> _EXTRACTED MATERIAL_:
• • •
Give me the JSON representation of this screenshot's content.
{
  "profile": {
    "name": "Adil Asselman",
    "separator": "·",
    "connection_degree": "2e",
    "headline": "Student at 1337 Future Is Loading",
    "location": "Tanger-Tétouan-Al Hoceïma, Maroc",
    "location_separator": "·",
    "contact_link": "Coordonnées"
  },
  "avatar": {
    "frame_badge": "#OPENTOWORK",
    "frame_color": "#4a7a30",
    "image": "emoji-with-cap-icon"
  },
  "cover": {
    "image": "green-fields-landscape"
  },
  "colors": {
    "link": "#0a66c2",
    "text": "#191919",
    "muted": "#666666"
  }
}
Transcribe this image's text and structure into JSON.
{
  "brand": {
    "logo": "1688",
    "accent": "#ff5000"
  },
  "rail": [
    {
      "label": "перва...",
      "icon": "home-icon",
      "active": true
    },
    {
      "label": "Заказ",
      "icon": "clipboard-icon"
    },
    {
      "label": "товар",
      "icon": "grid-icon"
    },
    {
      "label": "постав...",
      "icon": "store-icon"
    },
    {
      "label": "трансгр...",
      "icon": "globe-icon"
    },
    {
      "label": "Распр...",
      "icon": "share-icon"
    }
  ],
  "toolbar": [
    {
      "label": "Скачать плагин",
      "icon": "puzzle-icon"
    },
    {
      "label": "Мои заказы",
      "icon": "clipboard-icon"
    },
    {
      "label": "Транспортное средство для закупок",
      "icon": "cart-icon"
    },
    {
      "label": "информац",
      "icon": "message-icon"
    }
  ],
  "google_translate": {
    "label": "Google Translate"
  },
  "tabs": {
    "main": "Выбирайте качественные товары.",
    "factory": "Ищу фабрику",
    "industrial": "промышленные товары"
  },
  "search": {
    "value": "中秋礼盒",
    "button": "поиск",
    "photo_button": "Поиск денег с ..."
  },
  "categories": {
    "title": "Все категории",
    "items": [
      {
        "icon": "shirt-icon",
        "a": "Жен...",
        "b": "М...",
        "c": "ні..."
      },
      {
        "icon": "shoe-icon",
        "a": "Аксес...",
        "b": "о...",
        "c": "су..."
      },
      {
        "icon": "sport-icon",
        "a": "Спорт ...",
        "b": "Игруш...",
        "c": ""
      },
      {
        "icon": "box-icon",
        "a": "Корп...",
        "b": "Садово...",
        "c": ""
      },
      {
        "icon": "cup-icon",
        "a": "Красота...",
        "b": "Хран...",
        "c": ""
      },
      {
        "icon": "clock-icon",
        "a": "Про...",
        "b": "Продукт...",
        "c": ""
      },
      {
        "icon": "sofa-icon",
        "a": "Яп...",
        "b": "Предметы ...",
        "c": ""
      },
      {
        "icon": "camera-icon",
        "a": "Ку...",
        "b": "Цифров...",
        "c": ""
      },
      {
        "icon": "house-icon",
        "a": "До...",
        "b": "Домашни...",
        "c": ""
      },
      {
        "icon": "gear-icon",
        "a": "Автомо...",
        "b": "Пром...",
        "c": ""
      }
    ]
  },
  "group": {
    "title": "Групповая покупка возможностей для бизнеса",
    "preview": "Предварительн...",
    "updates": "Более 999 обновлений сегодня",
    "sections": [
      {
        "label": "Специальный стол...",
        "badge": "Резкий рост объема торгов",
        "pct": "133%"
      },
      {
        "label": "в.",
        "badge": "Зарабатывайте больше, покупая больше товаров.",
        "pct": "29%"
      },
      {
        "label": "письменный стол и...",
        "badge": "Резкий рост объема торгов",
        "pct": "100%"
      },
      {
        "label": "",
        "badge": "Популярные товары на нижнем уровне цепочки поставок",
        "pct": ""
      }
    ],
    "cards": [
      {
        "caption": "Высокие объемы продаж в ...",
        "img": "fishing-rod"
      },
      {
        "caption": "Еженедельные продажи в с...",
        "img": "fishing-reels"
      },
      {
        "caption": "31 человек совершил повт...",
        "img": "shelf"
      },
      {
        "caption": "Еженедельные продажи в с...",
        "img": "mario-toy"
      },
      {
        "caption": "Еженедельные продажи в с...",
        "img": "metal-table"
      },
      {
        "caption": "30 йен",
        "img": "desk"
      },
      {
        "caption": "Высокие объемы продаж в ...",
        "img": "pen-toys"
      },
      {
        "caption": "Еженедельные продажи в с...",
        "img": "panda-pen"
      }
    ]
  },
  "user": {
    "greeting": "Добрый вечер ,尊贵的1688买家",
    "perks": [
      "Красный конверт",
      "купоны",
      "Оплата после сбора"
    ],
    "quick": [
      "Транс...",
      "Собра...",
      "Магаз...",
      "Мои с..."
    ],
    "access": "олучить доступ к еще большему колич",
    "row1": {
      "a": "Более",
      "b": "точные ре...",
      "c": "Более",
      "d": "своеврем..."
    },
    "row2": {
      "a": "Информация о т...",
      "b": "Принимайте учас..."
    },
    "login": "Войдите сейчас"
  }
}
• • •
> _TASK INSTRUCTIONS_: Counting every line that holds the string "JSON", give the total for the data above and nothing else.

> _RESPONSE FOR THIS EXERCISE_: 2